Today, I’m going to skip the small talk and jump right into my investing topic–fundamental stock analysis. Let’s start off with my definition as a value investor: Fundamental analysis is any method to evaluate the prospects of a company and/or its stock by analyzing the qualitative and quantitative factors of the company.
There are hundreds of ways to determine whether a stock is undervalued or not. Some methods always work well, while other methods work for only a short time. Some methods are complicated, but others are simple.
I have been using a couple of simple systems during the past 25 years that really work well. The first system is designed to find undervalued growth stocks, and the second system is designed to find bargain-priced value stocks. I call the first system the PEG (price/earnings to growth) ratio and the second the Benjamin Graham system.
Twenty-five years ago, Standard & Poor’s created the PEG ratio to measure the degree to which a growth stock is undervalued. I use the ratio to find high-quality growth stocks selling at reasonable prices. The PEG ratio is calculated by dividing the price to earnings (P/E) ratio by the earnings growth rate. The price used in the P/E ratio is the stock’s most recent closing price.

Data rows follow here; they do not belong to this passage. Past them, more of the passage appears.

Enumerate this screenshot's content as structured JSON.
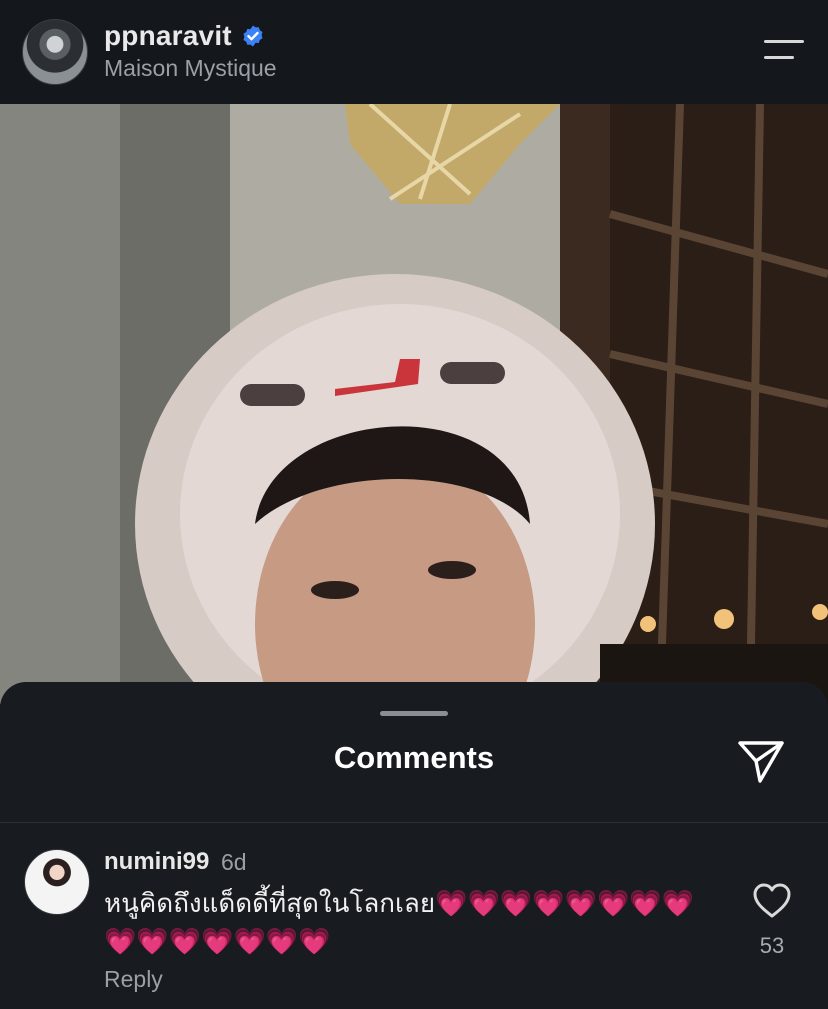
{
  "header": {
    "username": "ppnaravit",
    "location": "Maison Mystique",
    "verified_icon": "verified-badge-icon",
    "menu_icon": "menu-icon"
  },
  "comments_sheet": {
    "title": "Comments",
    "send_icon": "send-icon",
    "comment": {
      "username": "numini99",
      "time": "6d",
      "text": "หนูคิดถึงแด็ดดี้ที่สุดในโลกเลย💗💗💗💗💗💗💗💗💗💗💗💗💗💗💗",
      "reply_label": "Reply",
      "like_icon": "heart-icon",
      "like_count": "53"
    }
  },
  "colors": {
    "background": "#0f1115",
    "sheet": "#181b20",
    "verified_blue": "#3b82f6",
    "muted_text": "#9aa0a6"
  }
}
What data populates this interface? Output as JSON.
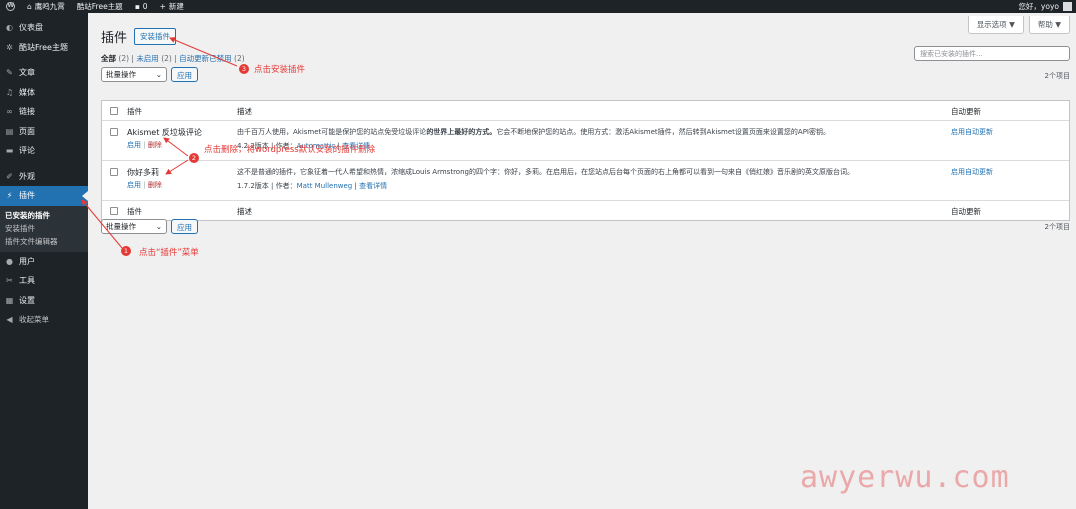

Earnings consist of estimated earnings per share (EPS) for the next 12 months. The growth rate (the “G” in the PEG ratio) is the estimated rate of EPS growth for the next five years. A PEG ratio of less than 1.00 indicates that a stock is undervalued. The lowest PEG ratios are best.
In addition to a low PEG ratio, I look for good quality companies with a history of steady earnings and dividends growth. Quality companies may not be extreme bargains, but high-quality companies will likely produce dividend income and price appreciation upon which you can rely.
There is a very simple measure to determine which companies are high-quality and have produced steady earnings and dividend performance during the past five to 10 years. Standard & Poor’s evaluates most stocks and assigns a ranking that they call the S&P Quality Ranking.
Companies with A+, A and A- S&P Rankings indicate high quality. I generally like to find companies with these rankings, although I will often include a company with a B+ ranking, if I believe the company has good prospects and a solid balance sheet with little debt.
During the past five years, I have recommended companies with low PEG ratios every six months in the Cabot Benjamin Graham Value Letter. My recommendations have increased 22% compared to a decline of 7% for the Standard & Poor’s 500 Index during the same period. High-quality stocks with low PEG ratios have consistently outperformed the stock market indexes in advancing and declining markets. Investing in growth stocks at bargain prices makes sense in any stock market environment.
A good example of a high-quality company with a low PEG ratio is Atlantic Tele-Network (ATNI). The company has a PEG ratio of 0.51, which is very low. My calculation of ATNI’s PEG ratio is based on the current stock price of 44.15, my 2010 earnings per share estimate of 5.00, and my estimated five-year earnings per share growth rate of 17.3%. Standard & Poor’s Quality Ranking for ATNI is A-, which indicates the company has produced steady earnings and dividend performance during the past five to 10 years.
Atlantic Tele-Network, based in Salem, Massachusetts, is a telecommunications company operating advanced wireless and landline networks and both terrestrial and submarine fiber optics in North America and the Caribbean. The company acquires small telecomm companies and builds additional infrastructure to serve rural communities.
Seven significant acquisitions during the past eight years allow ATNI to provide wireless, local telephone and data, Internet and long distance services in Guyana, Bermuda, the U.S. Virgin Islands, Turks & Caicos and rural areas of the U.S.
Atlantic Tele-Network is ready to complete what is by far its largest acquisition to date. The company will acquire 800,000 Alltel subscribers from Verizon Wireless for $200 million cash. Verizon was required to divest these subscribers to receive approval for the purchase of Alltel. The price being paid by ATNI is very reasonable.
Atlantic Tele-Network’s deal, scheduled to close in March 2010, will triple the company’s sales. The company earned $2.65 per share in 2009 and will likely earn $5.00 in 2010 and $6.25 in 2011. Sales were $246 million in 2009 and should increase to $565 million in 2010 and $700 million in 2011.
Atlantic Tele-Network has increased its dividend every year during the past 12 years. The latest increase brings the dividend yield up to 1.8%. At 8.8 times my 2010 EPS forecast and with a PEG ratio of 0.51, ATNI shares are a bargain.